Data for the task -
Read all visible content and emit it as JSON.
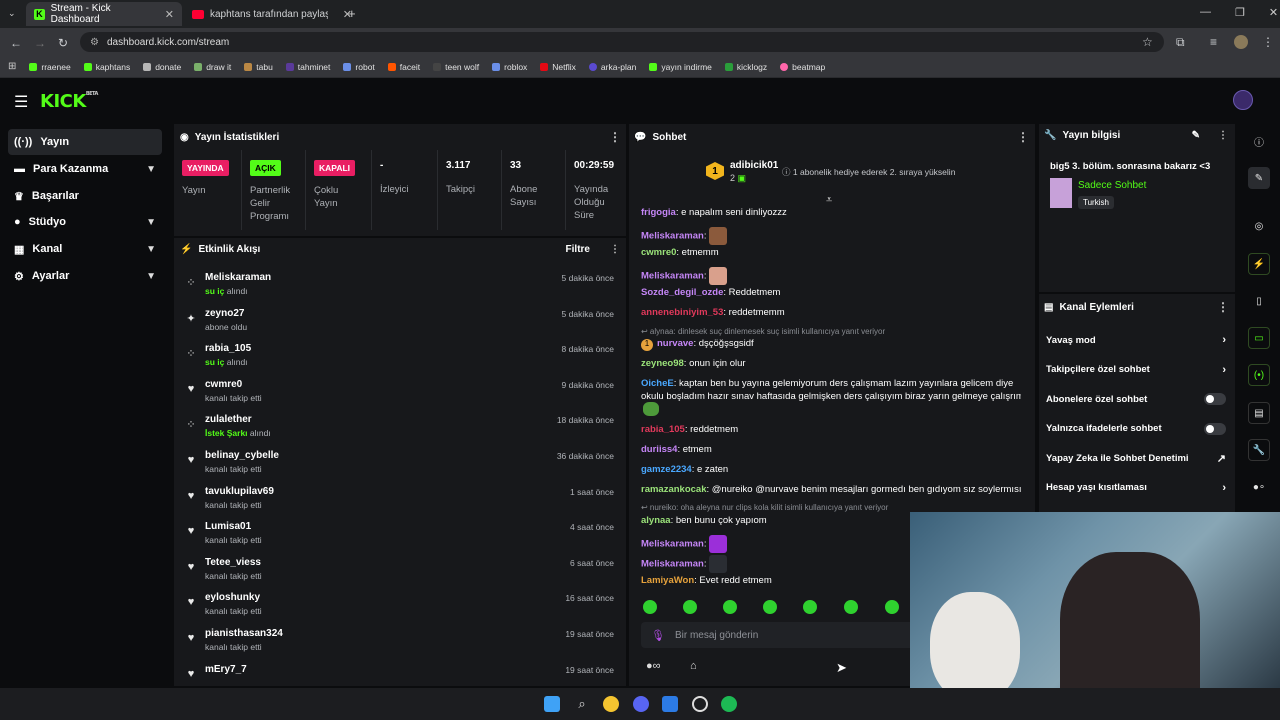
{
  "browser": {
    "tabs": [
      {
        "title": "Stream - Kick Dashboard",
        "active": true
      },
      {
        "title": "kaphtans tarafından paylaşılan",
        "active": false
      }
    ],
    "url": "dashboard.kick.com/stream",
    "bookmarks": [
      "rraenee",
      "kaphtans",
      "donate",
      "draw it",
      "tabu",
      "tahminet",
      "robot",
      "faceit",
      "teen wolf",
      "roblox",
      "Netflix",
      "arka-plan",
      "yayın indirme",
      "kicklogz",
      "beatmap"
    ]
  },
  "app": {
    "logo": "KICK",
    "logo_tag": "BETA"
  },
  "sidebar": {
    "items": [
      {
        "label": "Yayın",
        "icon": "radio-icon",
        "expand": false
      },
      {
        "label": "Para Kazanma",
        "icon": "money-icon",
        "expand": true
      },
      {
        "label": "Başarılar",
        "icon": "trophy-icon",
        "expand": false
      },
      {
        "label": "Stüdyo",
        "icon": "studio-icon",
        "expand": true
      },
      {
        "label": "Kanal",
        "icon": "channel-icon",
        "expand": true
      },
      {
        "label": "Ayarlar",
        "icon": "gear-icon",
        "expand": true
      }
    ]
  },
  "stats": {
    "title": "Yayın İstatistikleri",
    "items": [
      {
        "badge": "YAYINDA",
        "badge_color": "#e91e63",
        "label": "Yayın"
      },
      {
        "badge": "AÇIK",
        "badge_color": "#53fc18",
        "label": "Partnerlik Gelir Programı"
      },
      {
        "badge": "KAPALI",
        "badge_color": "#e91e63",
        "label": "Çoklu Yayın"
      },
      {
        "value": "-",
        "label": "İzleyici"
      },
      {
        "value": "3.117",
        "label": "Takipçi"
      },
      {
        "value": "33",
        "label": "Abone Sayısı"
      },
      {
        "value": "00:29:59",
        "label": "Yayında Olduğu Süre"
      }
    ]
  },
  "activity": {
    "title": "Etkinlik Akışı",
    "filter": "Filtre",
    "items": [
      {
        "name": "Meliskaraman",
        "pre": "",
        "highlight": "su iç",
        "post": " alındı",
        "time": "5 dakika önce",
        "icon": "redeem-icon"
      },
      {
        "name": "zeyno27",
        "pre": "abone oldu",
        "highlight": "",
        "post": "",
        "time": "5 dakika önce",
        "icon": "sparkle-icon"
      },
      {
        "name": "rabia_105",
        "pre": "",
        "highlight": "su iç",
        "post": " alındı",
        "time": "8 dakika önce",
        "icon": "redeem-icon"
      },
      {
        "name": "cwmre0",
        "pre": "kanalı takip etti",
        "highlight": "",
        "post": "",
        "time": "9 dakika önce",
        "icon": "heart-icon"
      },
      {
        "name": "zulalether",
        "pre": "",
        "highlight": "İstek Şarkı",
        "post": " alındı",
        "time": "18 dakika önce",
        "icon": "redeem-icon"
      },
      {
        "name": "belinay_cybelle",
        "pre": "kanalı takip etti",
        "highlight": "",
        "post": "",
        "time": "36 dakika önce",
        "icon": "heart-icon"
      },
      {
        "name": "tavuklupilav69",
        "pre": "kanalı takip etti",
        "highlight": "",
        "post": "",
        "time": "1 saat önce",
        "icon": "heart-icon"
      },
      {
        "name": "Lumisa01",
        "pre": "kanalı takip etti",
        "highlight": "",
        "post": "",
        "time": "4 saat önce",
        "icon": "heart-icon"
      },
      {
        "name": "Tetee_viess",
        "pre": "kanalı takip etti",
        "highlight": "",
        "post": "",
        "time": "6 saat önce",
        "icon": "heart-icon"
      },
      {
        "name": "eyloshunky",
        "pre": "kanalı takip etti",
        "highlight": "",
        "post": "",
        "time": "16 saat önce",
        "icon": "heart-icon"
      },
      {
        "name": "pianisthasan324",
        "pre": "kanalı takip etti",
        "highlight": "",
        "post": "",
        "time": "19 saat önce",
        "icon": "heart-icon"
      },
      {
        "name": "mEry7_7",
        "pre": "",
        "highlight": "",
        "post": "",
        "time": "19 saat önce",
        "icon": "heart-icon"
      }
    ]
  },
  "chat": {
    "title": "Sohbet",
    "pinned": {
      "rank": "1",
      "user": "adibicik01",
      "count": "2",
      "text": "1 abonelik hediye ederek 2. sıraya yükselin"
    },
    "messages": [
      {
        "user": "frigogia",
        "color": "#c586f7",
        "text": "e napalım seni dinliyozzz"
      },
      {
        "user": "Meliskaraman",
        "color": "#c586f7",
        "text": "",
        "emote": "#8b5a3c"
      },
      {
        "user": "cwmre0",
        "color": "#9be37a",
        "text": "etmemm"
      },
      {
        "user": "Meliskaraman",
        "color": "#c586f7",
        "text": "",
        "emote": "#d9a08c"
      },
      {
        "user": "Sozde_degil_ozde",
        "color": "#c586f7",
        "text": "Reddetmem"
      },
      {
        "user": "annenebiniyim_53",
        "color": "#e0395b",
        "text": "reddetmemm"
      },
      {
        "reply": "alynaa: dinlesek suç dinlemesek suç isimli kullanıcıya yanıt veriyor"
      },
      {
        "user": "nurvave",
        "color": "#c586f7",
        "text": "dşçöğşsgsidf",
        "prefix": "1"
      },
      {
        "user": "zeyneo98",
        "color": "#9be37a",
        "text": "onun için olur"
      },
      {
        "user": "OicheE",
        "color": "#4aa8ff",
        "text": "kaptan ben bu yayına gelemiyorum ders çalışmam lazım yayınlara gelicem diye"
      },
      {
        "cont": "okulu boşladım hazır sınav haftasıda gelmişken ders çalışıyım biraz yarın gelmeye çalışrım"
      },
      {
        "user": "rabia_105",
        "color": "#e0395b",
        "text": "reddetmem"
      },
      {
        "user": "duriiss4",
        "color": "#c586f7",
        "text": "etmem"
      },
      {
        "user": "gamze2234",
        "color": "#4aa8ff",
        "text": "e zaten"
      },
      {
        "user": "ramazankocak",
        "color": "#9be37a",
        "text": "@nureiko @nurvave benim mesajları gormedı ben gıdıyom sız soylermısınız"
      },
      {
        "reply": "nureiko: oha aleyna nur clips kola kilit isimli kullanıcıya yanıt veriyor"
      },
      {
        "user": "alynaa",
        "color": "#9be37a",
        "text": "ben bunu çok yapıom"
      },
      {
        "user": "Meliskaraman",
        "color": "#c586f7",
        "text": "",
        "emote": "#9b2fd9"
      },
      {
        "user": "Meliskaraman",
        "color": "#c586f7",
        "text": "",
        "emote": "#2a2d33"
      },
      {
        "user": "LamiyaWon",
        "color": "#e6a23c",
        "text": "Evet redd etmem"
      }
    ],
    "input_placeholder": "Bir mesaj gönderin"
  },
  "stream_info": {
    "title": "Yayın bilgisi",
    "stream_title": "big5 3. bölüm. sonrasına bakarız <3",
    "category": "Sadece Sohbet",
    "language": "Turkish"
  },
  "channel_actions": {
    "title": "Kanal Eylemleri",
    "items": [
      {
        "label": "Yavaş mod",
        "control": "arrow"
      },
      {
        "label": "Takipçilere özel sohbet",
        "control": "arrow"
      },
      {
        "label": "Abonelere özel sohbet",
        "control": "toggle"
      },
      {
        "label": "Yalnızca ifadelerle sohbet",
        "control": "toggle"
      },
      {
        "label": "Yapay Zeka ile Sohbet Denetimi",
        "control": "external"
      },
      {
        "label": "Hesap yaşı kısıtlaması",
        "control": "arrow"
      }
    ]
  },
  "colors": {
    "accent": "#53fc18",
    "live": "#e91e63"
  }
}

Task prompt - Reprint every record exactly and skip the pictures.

Exercise output -
Read all visible content and emit it as JSON.
{
  "browser": {
    "tabs": [
      {
        "title": "Stream - Kick Dashboard",
        "active": true
      },
      {
        "title": "kaphtans tarafından paylaşılan",
        "active": false
      }
    ],
    "url": "dashboard.kick.com/stream",
    "bookmarks": [
      "rraenee",
      "kaphtans",
      "donate",
      "draw it",
      "tabu",
      "tahminet",
      "robot",
      "faceit",
      "teen wolf",
      "roblox",
      "Netflix",
      "arka-plan",
      "yayın indirme",
      "kicklogz",
      "beatmap"
    ]
  },
  "app": {
    "logo": "KICK",
    "logo_tag": "BETA"
  },
  "sidebar": {
    "items": [
      {
        "label": "Yayın",
        "icon": "radio-icon",
        "expand": false
      },
      {
        "label": "Para Kazanma",
        "icon": "money-icon",
        "expand": true
      },
      {
        "label": "Başarılar",
        "icon": "trophy-icon",
        "expand": false
      },
      {
        "label": "Stüdyo",
        "icon": "studio-icon",
        "expand": true
      },
      {
        "label": "Kanal",
        "icon": "channel-icon",
        "expand": true
      },
      {
        "label": "Ayarlar",
        "icon": "gear-icon",
        "expand": true
      }
    ]
  },
  "stats": {
    "title": "Yayın İstatistikleri",
    "items": [
      {
        "badge": "YAYINDA",
        "badge_color": "#e91e63",
        "label": "Yayın"
      },
      {
        "badge": "AÇIK",
        "badge_color": "#53fc18",
        "label": "Partnerlik Gelir Programı"
      },
      {
        "badge": "KAPALI",
        "badge_color": "#e91e63",
        "label": "Çoklu Yayın"
      },
      {
        "value": "-",
        "label": "İzleyici"
      },
      {
        "value": "3.117",
        "label": "Takipçi"
      },
      {
        "value": "33",
        "label": "Abone Sayısı"
      },
      {
        "value": "00:29:59",
        "label": "Yayında Olduğu Süre"
      }
    ]
  },
  "activity": {
    "title": "Etkinlik Akışı",
    "filter": "Filtre",
    "items": [
      {
        "name": "Meliskaraman",
        "pre": "",
        "highlight": "su iç",
        "post": " alındı",
        "time": "5 dakika önce",
        "icon": "redeem-icon"
      },
      {
        "name": "zeyno27",
        "pre": "abone oldu",
        "highlight": "",
        "post": "",
        "time": "5 dakika önce",
        "icon": "sparkle-icon"
      },
      {
        "name": "rabia_105",
        "pre": "",
        "highlight": "su iç",
        "post": " alındı",
        "time": "8 dakika önce",
        "icon": "redeem-icon"
      },
      {
        "name": "cwmre0",
        "pre": "kanalı takip etti",
        "highlight": "",
        "post": "",
        "time": "9 dakika önce",
        "icon": "heart-icon"
      },
      {
        "name": "zulalether",
        "pre": "",
        "highlight": "İstek Şarkı",
        "post": " alındı",
        "time": "18 dakika önce",
        "icon": "redeem-icon"
      },
      {
        "name": "belinay_cybelle",
        "pre": "kanalı takip etti",
        "highlight": "",
        "post": "",
        "time": "36 dakika önce",
        "icon": "heart-icon"
      },
      {
        "name": "tavuklupilav69",
        "pre": "kanalı takip etti",
        "highlight": "",
        "post": "",
        "time": "1 saat önce",
        "icon": "heart-icon"
      },
      {
        "name": "Lumisa01",
        "pre": "kanalı takip etti",
        "highlight": "",
        "post": "",
        "time": "4 saat önce",
        "icon": "heart-icon"
      },
      {
        "name": "Tetee_viess",
        "pre": "kanalı takip etti",
        "highlight": "",
        "post": "",
        "time": "6 saat önce",
        "icon": "heart-icon"
      },
      {
        "name": "eyloshunky",
        "pre": "kanalı takip etti",
        "highlight": "",
        "post": "",
        "time": "16 saat önce",
        "icon": "heart-icon"
      },
      {
        "name": "pianisthasan324",
        "pre": "kanalı takip etti",
        "highlight": "",
        "post": "",
        "time": "19 saat önce",
        "icon": "heart-icon"
      },
      {
        "name": "mEry7_7",
        "pre": "",
        "highlight": "",
        "post": "",
        "time": "19 saat önce",
        "icon": "heart-icon"
      }
    ]
  },
  "chat": {
    "title": "Sohbet",
    "pinned": {
      "rank": "1",
      "user": "adibicik01",
      "count": "2",
      "text": "1 abonelik hediye ederek 2. sıraya yükselin"
    },
    "messages": [
      {
        "user": "frigogia",
        "color": "#c586f7",
        "text": "e napalım seni dinliyozzz"
      },
      {
        "user": "Meliskaraman",
        "color": "#c586f7",
        "text": "",
        "emote": "#8b5a3c"
      },
      {
        "user": "cwmre0",
        "color": "#9be37a",
        "text": "etmemm"
      },
      {
        "user": "Meliskaraman",
        "color": "#c586f7",
        "text": "",
        "emote": "#d9a08c"
      },
      {
        "user": "Sozde_degil_ozde",
        "color": "#c586f7",
        "text": "Reddetmem"
      },
      {
        "user": "annenebiniyim_53",
        "color": "#e0395b",
        "text": "reddetmemm"
      },
      {
        "reply": "alynaa: dinlesek suç dinlemesek suç isimli kullanıcıya yanıt veriyor"
      },
      {
        "user": "nurvave",
        "color": "#c586f7",
        "text": "dşçöğşsgsidf",
        "prefix": "1"
      },
      {
        "user": "zeyneo98",
        "color": "#9be37a",
        "text": "onun için olur"
      },
      {
        "user": "OicheE",
        "color": "#4aa8ff",
        "text": "kaptan ben bu yayına gelemiyorum ders çalışmam lazım yayınlara gelicem diye"
      },
      {
        "cont": "okulu boşladım hazır sınav haftasıda gelmişken ders çalışıyım biraz yarın gelmeye çalışrım"
      },
      {
        "user": "rabia_105",
        "color": "#e0395b",
        "text": "reddetmem"
      },
      {
        "user": "duriiss4",
        "color": "#c586f7",
        "text": "etmem"
      },
      {
        "user": "gamze2234",
        "color": "#4aa8ff",
        "text": "e zaten"
      },
      {
        "user": "ramazankocak",
        "color": "#9be37a",
        "text": "@nureiko @nurvave benim mesajları gormedı ben gıdıyom sız soylermısınız"
      },
      {
        "reply": "nureiko: oha aleyna nur clips kola kilit isimli kullanıcıya yanıt veriyor"
      },
      {
        "user": "alynaa",
        "color": "#9be37a",
        "text": "ben bunu çok yapıom"
      },
      {
        "user": "Meliskaraman",
        "color": "#c586f7",
        "text": "",
        "emote": "#9b2fd9"
      },
      {
        "user": "Meliskaraman",
        "color": "#c586f7",
        "text": "",
        "emote": "#2a2d33"
      },
      {
        "user": "LamiyaWon",
        "color": "#e6a23c",
        "text": "Evet redd etmem"
      }
    ],
    "input_placeholder": "Bir mesaj gönderin"
  },
  "stream_info": {
    "title": "Yayın bilgisi",
    "stream_title": "big5 3. bölüm. sonrasına bakarız <3",
    "category": "Sadece Sohbet",
    "language": "Turkish"
  },
  "channel_actions": {
    "title": "Kanal Eylemleri",
    "items": [
      {
        "label": "Yavaş mod",
        "control": "arrow"
      },
      {
        "label": "Takipçilere özel sohbet",
        "control": "arrow"
      },
      {
        "label": "Abonelere özel sohbet",
        "control": "toggle"
      },
      {
        "label": "Yalnızca ifadelerle sohbet",
        "control": "toggle"
      },
      {
        "label": "Yapay Zeka ile Sohbet Denetimi",
        "control": "external"
      },
      {
        "label": "Hesap yaşı kısıtlaması",
        "control": "arrow"
      }
    ]
  },
  "colors": {
    "accent": "#53fc18",
    "live": "#e91e63"
  }
}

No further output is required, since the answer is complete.